This judicial nonsense opens Pandora's box and suggests that executors can adopt a take now, seek approval later policy which is, bluntly put, a recipe for breach of trust.
Whether it is in statute or not, Canadian jurisdictions tend to defer to a 5% cap as a benchmark for executor fees. Unfortunately, many personal representatives put forward a 5% fee where they are not otherwise entitled to it. Conversely, many personal representatives seek less than their entitlement. At the end of the day, this is an area where legal advice may necessary, given the variables as set out by the courts and that executors often seek to eke out more than they are entitled to.
Also, be wary of executor who list as a disbursement the fees of a professional, such as a lawyer or an accountant, and yet seek the maximum fees for themselves: can you spell double-dipping?

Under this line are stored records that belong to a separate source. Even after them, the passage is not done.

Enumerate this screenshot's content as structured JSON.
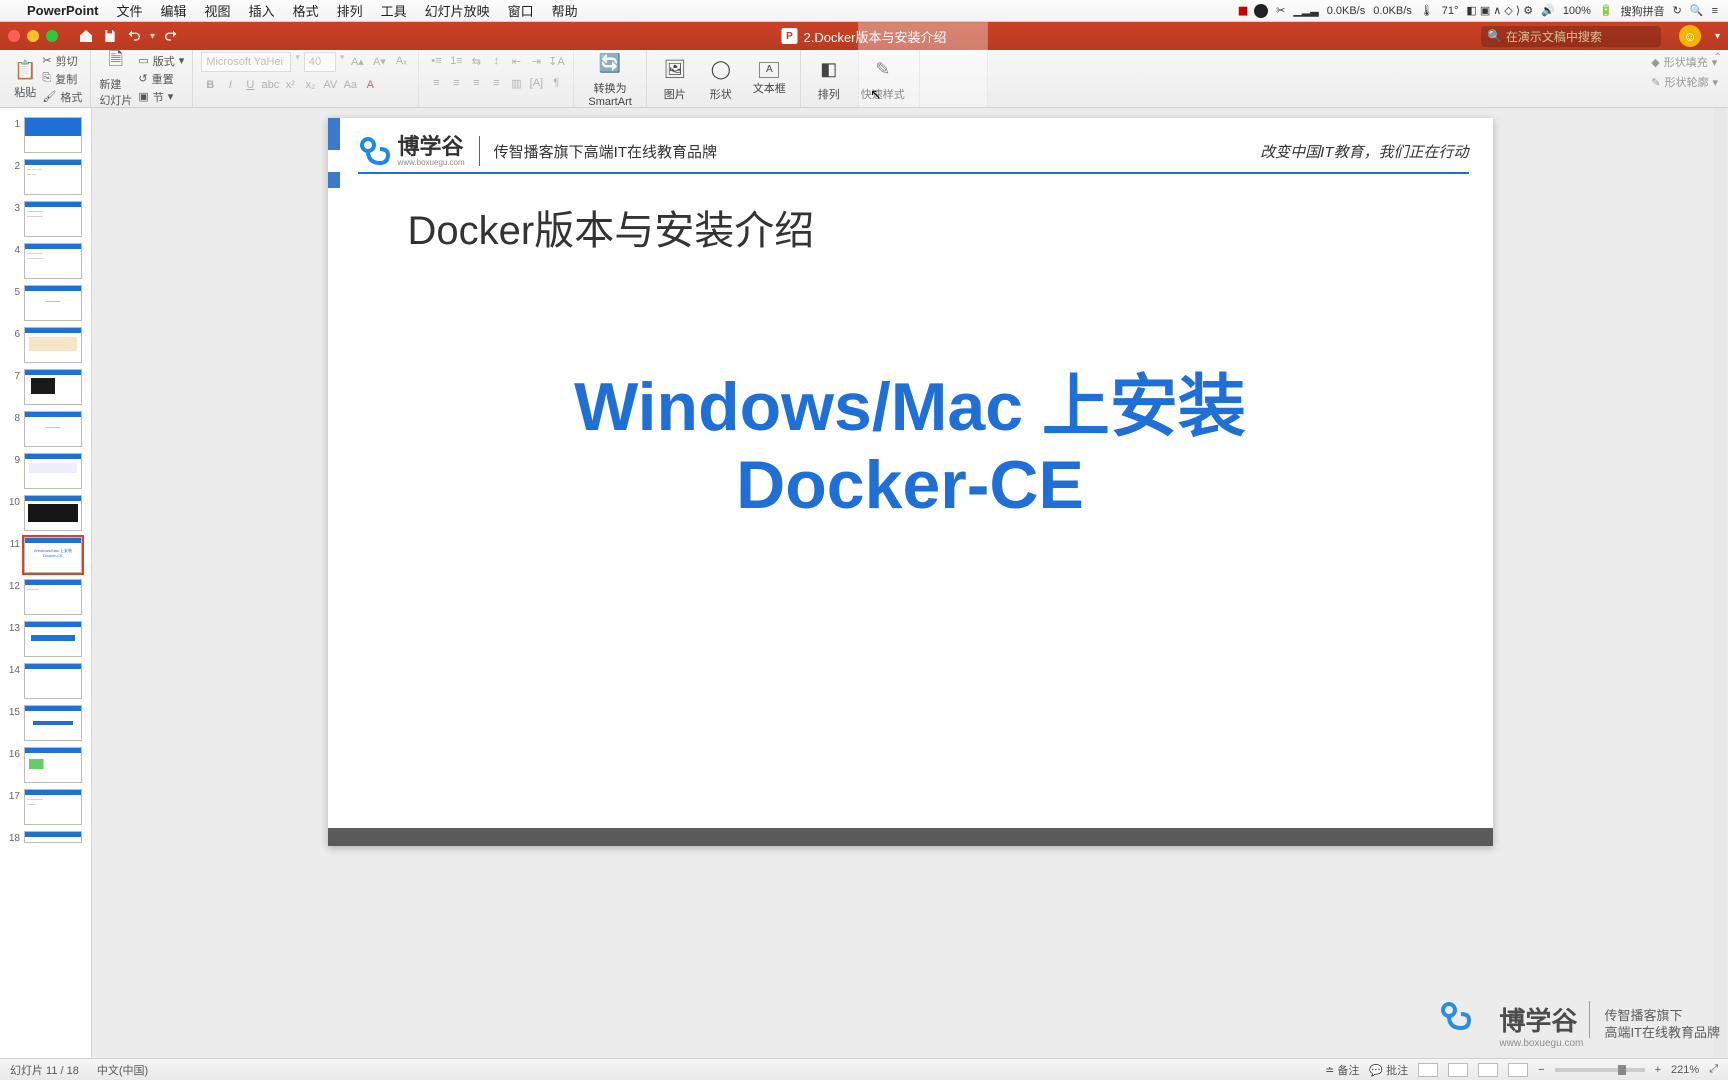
{
  "menubar": {
    "apple": "",
    "app": "PowerPoint",
    "items": [
      "文件",
      "编辑",
      "视图",
      "插入",
      "格式",
      "排列",
      "工具",
      "幻灯片放映",
      "窗口",
      "帮助"
    ],
    "right": {
      "net_up": "0.0KB/s",
      "net_down": "0.0KB/s",
      "temp": "71°",
      "battery": "100%",
      "ime": "搜狗拼音"
    }
  },
  "qat": {
    "docname": "2.Docker版本与安装介绍",
    "search_placeholder": "在演示文稿中搜索"
  },
  "ribbon": {
    "clipboard": {
      "paste": "粘贴",
      "cut": "剪切",
      "copy": "复制",
      "format": "格式"
    },
    "slides": {
      "new": "新建\n幻灯片",
      "layout": "版式",
      "reset": "重置",
      "section": "节"
    },
    "font": {
      "name": "Microsoft YaHei",
      "size": "40"
    },
    "convert": "转换为\nSmartArt",
    "insert": {
      "picture": "图片",
      "shapes": "形状",
      "textbox": "文本框",
      "arrange": "排列",
      "quickstyle": "快速样式",
      "shapeoutline": "形状轮廓",
      "shapefill": "形状填充"
    }
  },
  "thumbnails": {
    "count": 18,
    "selected": 11
  },
  "slide": {
    "brand": "博学谷",
    "brand_sub": "www.boxuegu.com",
    "brand_tag": "传智播客旗下高端IT在线教育品牌",
    "header_right": "改变中国IT教育，我们正在行动",
    "title": "Docker版本与安装介绍",
    "main_line1": "Windows/Mac 上安装",
    "main_line2": "Docker-CE"
  },
  "watermark": {
    "main": "博学谷",
    "sub": "www.boxuegu.com",
    "right1": "传智播客旗下",
    "right2": "高端IT在线教育品牌"
  },
  "status": {
    "slide_info": "幻灯片 11 / 18",
    "lang": "中文(中国)",
    "notes": "备注",
    "comments": "批注",
    "zoom": "221%"
  }
}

If a professional was retained to assists, that results in less work for the executor and the fee should reflect that.
- Canada Permanent Trust Co. v. Guinn, 10 E.T.R. 256 (1981)
- Duhaime, Lloyd, Duhaime's Legal Dictionary
- Duhaime, Lloyd, Duhaime's Legal Citations & Abbreviations
- Dunbar v. Dunbar Estate, 2007 BCSC 1642; at¶ 6.
- Kerwin, Scott, Wilson, Gary, BC Probate and Estate Administration Practice Manual (Vancouver: Continuing Legal Education Society, 2009)
- Nichols v Johnson, 2003 MBQB 20
- Note 1: CCH Canadian Limited, Canadian Estate Administration Guide, 2009, ¶29,683, "In Ontario, the accepted rate of compensation is often quoted as 5% of the value of the estate."
- Re Atkinson,  3 D.L.R. 609
- Re Cahill Estate, 221 Nfld. & P.E.I.R. 235 (2002)
- Re Lloyd's Estate, 12 W.W.R. (N.S.) 445. Cited with approval in Levene Estate v Levene, 2006 MBQB 236
- Re Money, 2004 MBQB 287
- Re Newton Trust, 2005 BCSC 1049 (note 2; Master Blok)
- Re Robertson,  O.W.N. 390 (Ontario)
- Toronto General Trusts Corp. v. Central Ontario Railway, 6 O.W.R. 350 (1905)
- Trustee Act, R.S.B.C. 1996, c. 464